[Extracted records]
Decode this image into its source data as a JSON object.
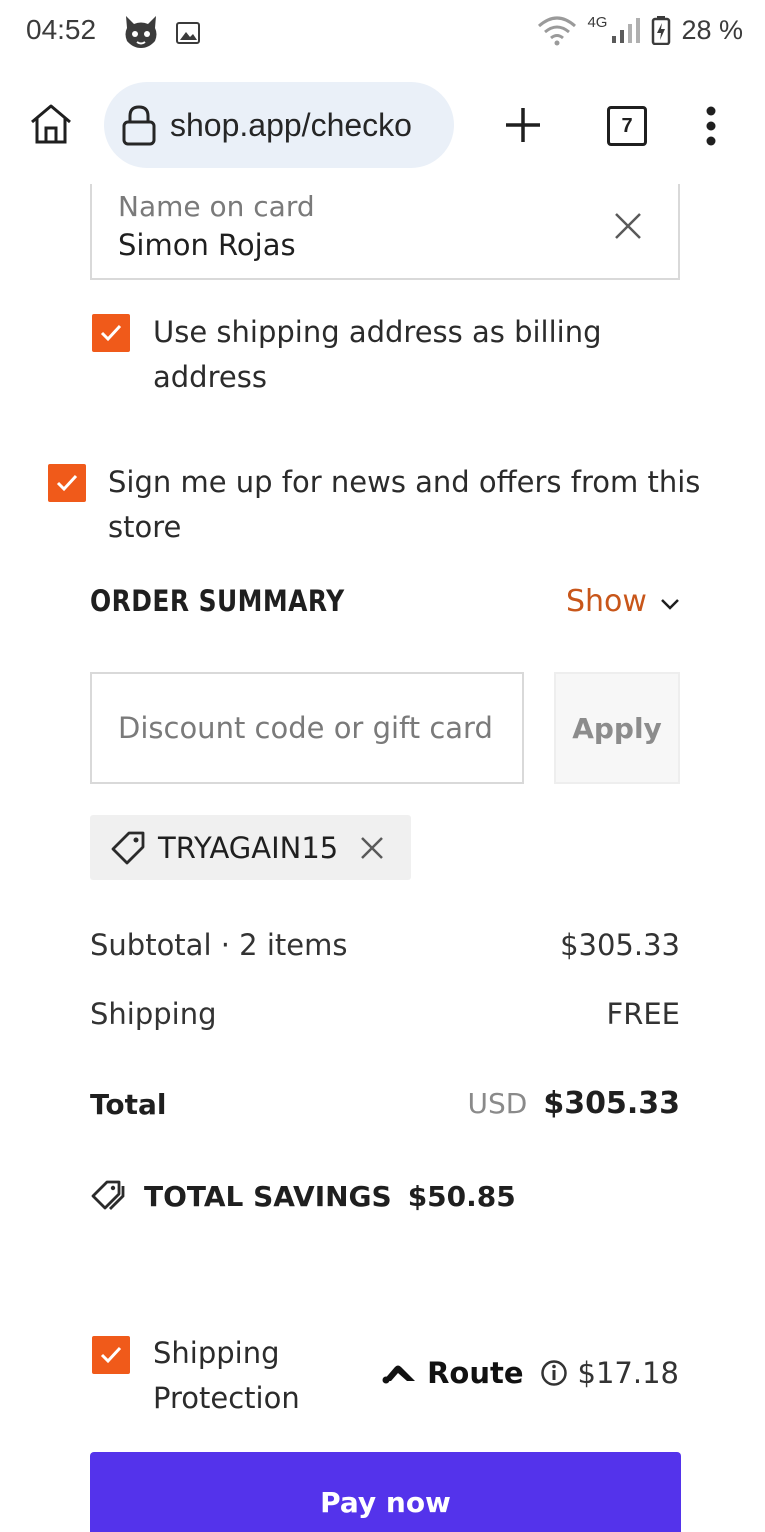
{
  "status_bar": {
    "time": "04:52",
    "network": "4G",
    "battery": "28 %"
  },
  "browser": {
    "url": "shop.app/checko",
    "tab_count": "7"
  },
  "payment": {
    "name_label": "Name on card",
    "name_value": "Simon Rojas"
  },
  "billing_checkbox": {
    "line1": "Use shipping address as billing",
    "line2": "address",
    "checked": true
  },
  "newsletter_checkbox": {
    "line1": "Sign me up for news and offers from this",
    "line2": "store",
    "checked": true
  },
  "order_summary": {
    "title": "ORDER SUMMARY",
    "toggle": "Show"
  },
  "discount": {
    "placeholder": "Discount code or gift card",
    "apply_label": "Apply",
    "applied_code": "TRYAGAIN15"
  },
  "totals": {
    "subtotal_label": "Subtotal · 2 items",
    "subtotal_value": "$305.33",
    "shipping_label": "Shipping",
    "shipping_value": "FREE",
    "total_label": "Total",
    "currency": "USD",
    "total_value": "$305.33",
    "savings_label": "TOTAL SAVINGS",
    "savings_value": "$50.85"
  },
  "protection": {
    "line1": "Shipping",
    "line2": "Protection",
    "provider": "Route",
    "price": "$17.18",
    "checked": true
  },
  "pay_button": {
    "label": "Pay now"
  },
  "colors": {
    "accent_orange": "#f05a1a",
    "link_orange": "#c8561a",
    "pay_purple": "#5433eb"
  }
}
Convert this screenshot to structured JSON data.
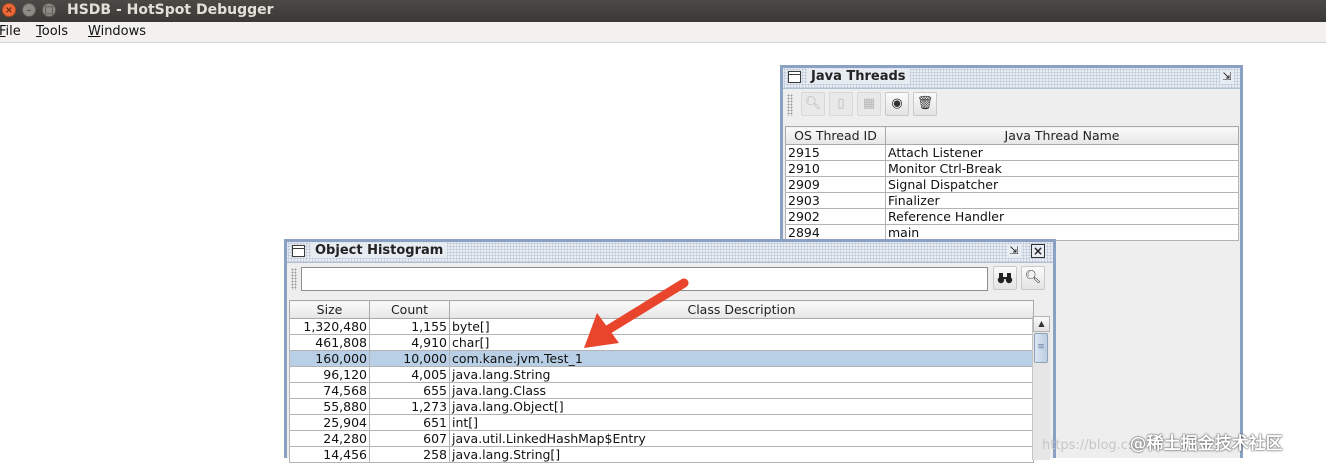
{
  "app": {
    "title": "HSDB - HotSpot Debugger",
    "window_buttons": {
      "close": "×",
      "minimize": "–",
      "maximize": "□"
    }
  },
  "menu": {
    "items": [
      {
        "mnemonic": "F",
        "rest": "ile"
      },
      {
        "mnemonic": "T",
        "rest": "ools"
      },
      {
        "mnemonic": "W",
        "rest": "indows"
      }
    ]
  },
  "threads_window": {
    "title": "Java Threads",
    "toolbar_icons": [
      "inspect-icon",
      "stack-icon",
      "info-icon",
      "find-crashes-icon",
      "delete-icon"
    ],
    "columns": [
      "OS Thread ID",
      "Java Thread Name"
    ],
    "rows": [
      {
        "id": "2915",
        "name": "Attach Listener"
      },
      {
        "id": "2910",
        "name": "Monitor Ctrl-Break"
      },
      {
        "id": "2909",
        "name": "Signal Dispatcher"
      },
      {
        "id": "2903",
        "name": "Finalizer"
      },
      {
        "id": "2902",
        "name": "Reference Handler"
      },
      {
        "id": "2894",
        "name": "main"
      }
    ]
  },
  "histogram_window": {
    "title": "Object Histogram",
    "search": {
      "value": "",
      "placeholder": ""
    },
    "columns": [
      "Size",
      "Count",
      "Class Description"
    ],
    "selected_row": 2,
    "rows": [
      {
        "size": "1,320,480",
        "count": "1,155",
        "desc": "byte[]"
      },
      {
        "size": "461,808",
        "count": "4,910",
        "desc": "char[]"
      },
      {
        "size": "160,000",
        "count": "10,000",
        "desc": "com.kane.jvm.Test_1"
      },
      {
        "size": "96,120",
        "count": "4,005",
        "desc": "java.lang.String"
      },
      {
        "size": "74,568",
        "count": "655",
        "desc": "java.lang.Class"
      },
      {
        "size": "55,880",
        "count": "1,273",
        "desc": "java.lang.Object[]"
      },
      {
        "size": "25,904",
        "count": "651",
        "desc": "int[]"
      },
      {
        "size": "24,280",
        "count": "607",
        "desc": "java.util.LinkedHashMap$Entry"
      },
      {
        "size": "14,456",
        "count": "258",
        "desc": "java.lang.String[]"
      }
    ]
  },
  "annotation": {
    "arrow_color": "#e8452c"
  },
  "watermark": {
    "small": "https://blog.csdn.n",
    "big": "@稀土掘金技术社区"
  }
}
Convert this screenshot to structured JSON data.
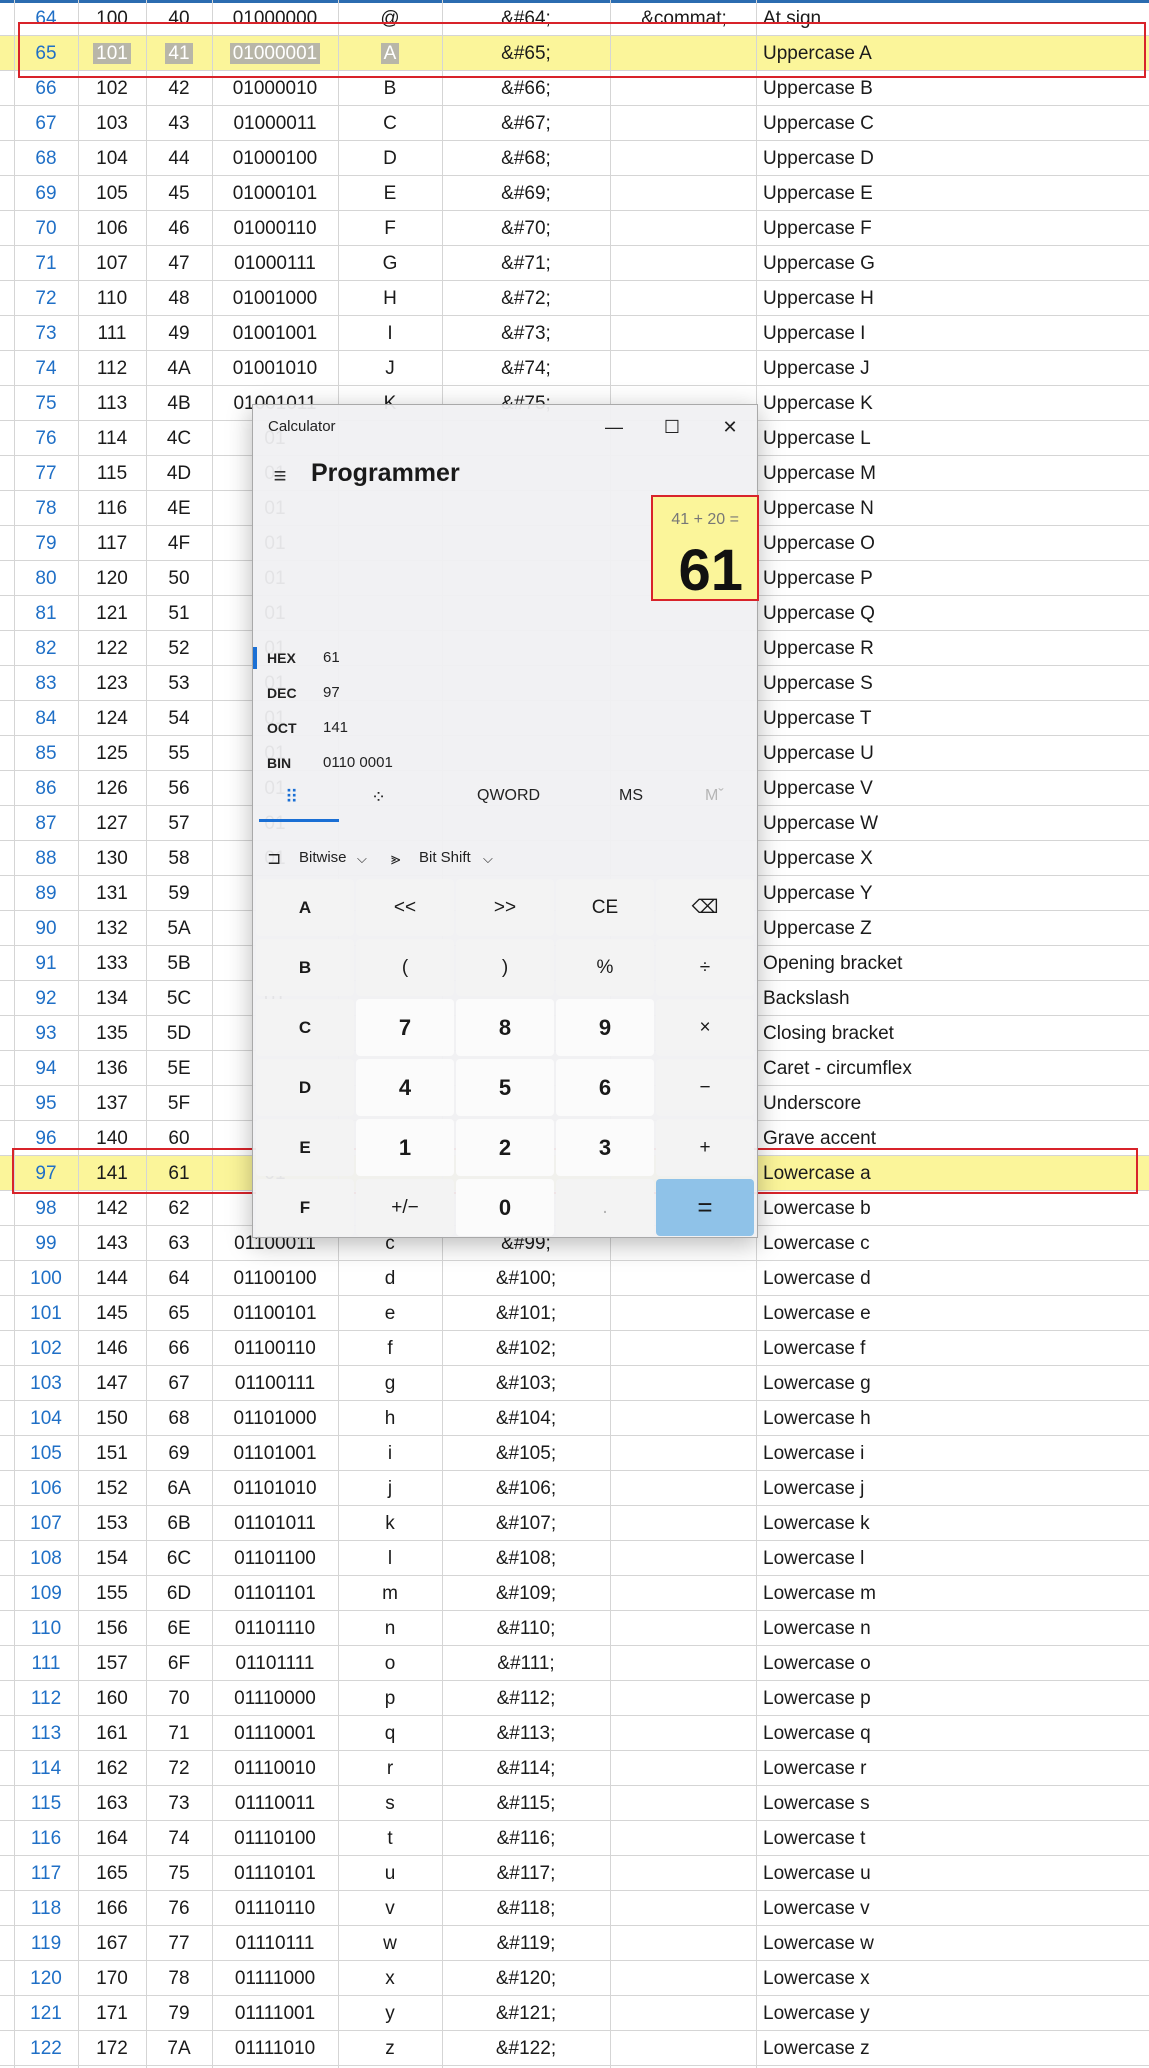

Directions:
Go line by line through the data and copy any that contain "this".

Expected answer:
Decode this image into its source data as a JSON object.
    "line1": "Sign me up for news and offers from this",
Convert this screenshot to structured JSON data.
Convert this screenshot to structured JSON data.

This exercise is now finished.